Banks vs. Credit Unions: What’s the Difference?
Whether you’re opening your first bank account or are considering moving to a new financial institution, you may be wondering about the differences between a bank and a credit union. While both are good options, there are a few things you should keep in mind before opening a new account.
Banks are for-profit organizations owned by shareholders and investors, meaning one of their main goals is to maximize their profit. Though this can mean more fees and higher interest rates on loans, banks still have a lot of positives to offer. For instance, traditional banks like Wells Fargo, Chase, and Bank of America have hundreds of brick-and-mortar locations across the nation, making it easier for account holders to find a physical location close to their home. They also tend to have ATMs located in grocery stores and gas stations, allowing for easy access for members should they need to withdraw cash while traveling on vacation.
Due to the size of these financial institutions, they typically offer a wide range of services and products beyond just your typical checking and savings account. For example, many have financial advisory services for account holders needing help with loans, investments, or even simple budgeting. They also tend to have more technological advancements than credit unions, including better mobile apps that make banking simpler for account holders.
Perhaps most importantly, banks are insured by the Federal Deposit Insurance Corporation (FDIC), an agency that provides insurance for up to $250,000 per account. This protection guarantees that should the bank go under for any reason, account holders will be paid what they are due. However, certain accounts are excluded from FDIC policies, including stocks, bonds, money market funds, annuities, and insurance products.
Credit unions are owned by its members and are not-for-profit organizations. Membership for these financial institutions is typically limited, meaning that you must live in a specific city or work for a certain company to become a member. Credit unions also tend to be smaller organizations with fewer brick-and-mortar locations. Should you move out of state, for example, it’s likely that you’ll no longer be near your credit union. However, though locations are limited, members often have more personalized service since they are owned by its members and operate for its members. Credit unions also typically offer higher interest rates on savings accounts than traditional banks, allowing members to earn more on their deposits. Along with this, the transaction or service fees for accounts are generally lower than banks, which can help personal or business account holders save big every year.
Though they aren’t under the FDIC umbrella, many credit unions are insured by the National Credit Union Administration (NCUA), which protects members for up to $250,000 should the credit union close. However, not all credit unions qualify, so you’ll want to check if the one you’re considering is insured before opening an account.
The bottom line

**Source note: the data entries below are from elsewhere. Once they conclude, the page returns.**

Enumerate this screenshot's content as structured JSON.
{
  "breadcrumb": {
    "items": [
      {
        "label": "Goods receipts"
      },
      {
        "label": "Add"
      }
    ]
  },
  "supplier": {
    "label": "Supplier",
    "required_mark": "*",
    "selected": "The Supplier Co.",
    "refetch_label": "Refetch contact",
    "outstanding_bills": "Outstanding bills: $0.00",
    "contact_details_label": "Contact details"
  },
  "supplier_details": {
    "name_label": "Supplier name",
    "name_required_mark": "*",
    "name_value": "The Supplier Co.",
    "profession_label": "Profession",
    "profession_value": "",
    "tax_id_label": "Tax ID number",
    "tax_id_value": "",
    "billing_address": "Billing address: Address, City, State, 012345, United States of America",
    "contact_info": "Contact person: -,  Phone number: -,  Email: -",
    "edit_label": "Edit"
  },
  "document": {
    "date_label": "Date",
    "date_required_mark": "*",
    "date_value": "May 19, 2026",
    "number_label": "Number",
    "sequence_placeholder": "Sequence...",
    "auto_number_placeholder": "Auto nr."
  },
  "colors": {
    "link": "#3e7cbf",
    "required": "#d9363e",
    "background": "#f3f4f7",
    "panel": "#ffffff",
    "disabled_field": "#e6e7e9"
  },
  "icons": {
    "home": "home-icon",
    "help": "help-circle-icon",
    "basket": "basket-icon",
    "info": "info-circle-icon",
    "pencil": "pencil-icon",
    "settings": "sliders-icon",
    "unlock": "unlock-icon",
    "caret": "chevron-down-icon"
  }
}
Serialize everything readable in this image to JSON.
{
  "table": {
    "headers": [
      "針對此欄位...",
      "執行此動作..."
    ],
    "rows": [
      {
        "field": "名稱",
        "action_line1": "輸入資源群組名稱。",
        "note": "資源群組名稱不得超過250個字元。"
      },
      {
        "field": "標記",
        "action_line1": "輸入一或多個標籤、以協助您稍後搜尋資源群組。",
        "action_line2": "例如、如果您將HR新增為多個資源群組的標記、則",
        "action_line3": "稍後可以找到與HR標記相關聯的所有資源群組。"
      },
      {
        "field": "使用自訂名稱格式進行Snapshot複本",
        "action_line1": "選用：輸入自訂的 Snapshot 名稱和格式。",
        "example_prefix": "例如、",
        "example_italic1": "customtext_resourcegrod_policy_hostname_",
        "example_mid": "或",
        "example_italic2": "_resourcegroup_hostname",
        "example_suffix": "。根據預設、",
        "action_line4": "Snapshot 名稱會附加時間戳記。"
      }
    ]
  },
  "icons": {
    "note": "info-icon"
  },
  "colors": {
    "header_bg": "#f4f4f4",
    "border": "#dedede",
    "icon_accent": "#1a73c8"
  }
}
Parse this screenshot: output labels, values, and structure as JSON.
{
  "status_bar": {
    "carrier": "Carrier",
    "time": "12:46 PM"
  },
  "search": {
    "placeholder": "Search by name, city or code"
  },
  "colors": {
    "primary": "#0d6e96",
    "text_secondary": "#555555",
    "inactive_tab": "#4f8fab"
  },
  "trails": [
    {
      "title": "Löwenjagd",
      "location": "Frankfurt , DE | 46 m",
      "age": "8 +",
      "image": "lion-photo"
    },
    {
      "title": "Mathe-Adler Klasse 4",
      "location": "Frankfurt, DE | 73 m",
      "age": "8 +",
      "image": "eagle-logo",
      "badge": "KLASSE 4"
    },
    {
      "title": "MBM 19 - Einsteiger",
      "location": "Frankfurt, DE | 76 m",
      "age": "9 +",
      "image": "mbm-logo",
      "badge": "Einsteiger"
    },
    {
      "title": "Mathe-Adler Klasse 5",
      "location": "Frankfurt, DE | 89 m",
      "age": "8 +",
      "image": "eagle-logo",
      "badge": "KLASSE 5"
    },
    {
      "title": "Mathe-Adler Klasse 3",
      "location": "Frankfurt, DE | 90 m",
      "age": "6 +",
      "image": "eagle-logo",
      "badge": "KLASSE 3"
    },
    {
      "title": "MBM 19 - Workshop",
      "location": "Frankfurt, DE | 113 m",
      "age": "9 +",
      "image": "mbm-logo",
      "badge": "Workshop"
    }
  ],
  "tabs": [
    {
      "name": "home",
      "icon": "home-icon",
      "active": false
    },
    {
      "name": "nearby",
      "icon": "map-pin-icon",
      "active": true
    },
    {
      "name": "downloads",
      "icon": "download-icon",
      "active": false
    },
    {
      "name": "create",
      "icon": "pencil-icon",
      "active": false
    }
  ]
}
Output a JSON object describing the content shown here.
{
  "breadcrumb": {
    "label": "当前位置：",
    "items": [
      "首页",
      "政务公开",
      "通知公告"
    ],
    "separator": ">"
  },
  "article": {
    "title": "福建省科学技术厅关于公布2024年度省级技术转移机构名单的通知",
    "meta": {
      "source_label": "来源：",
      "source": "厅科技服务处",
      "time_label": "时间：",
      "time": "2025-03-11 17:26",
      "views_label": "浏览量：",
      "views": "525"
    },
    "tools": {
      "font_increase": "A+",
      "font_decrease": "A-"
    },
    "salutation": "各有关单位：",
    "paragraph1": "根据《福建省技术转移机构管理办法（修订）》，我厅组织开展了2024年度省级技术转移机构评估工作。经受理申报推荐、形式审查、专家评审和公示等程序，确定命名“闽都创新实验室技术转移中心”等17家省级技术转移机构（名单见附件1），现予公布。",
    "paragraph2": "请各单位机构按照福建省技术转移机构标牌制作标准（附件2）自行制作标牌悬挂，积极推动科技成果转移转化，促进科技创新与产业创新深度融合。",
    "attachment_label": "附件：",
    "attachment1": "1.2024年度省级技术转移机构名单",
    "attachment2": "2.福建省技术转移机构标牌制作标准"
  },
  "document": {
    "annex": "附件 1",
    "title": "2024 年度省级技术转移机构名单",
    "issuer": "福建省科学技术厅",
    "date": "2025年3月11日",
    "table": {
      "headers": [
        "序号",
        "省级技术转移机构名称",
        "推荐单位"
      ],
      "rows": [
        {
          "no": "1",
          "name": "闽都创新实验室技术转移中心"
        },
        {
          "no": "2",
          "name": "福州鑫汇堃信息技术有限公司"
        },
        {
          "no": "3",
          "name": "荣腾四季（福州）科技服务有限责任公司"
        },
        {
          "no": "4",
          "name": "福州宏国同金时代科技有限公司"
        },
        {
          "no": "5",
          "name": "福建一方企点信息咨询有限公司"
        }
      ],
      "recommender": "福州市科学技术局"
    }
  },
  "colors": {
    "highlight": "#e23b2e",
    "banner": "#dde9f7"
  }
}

Before opening a new account, make sure that you do your research and visit multiple banks and credit unions. You must assess your own needs and financial goals and open an account with the financial institution that most closely aligns with them. And if you need additional assistance deciding what’s right for you, reach out to a financial advisor who can help you plan a path forward.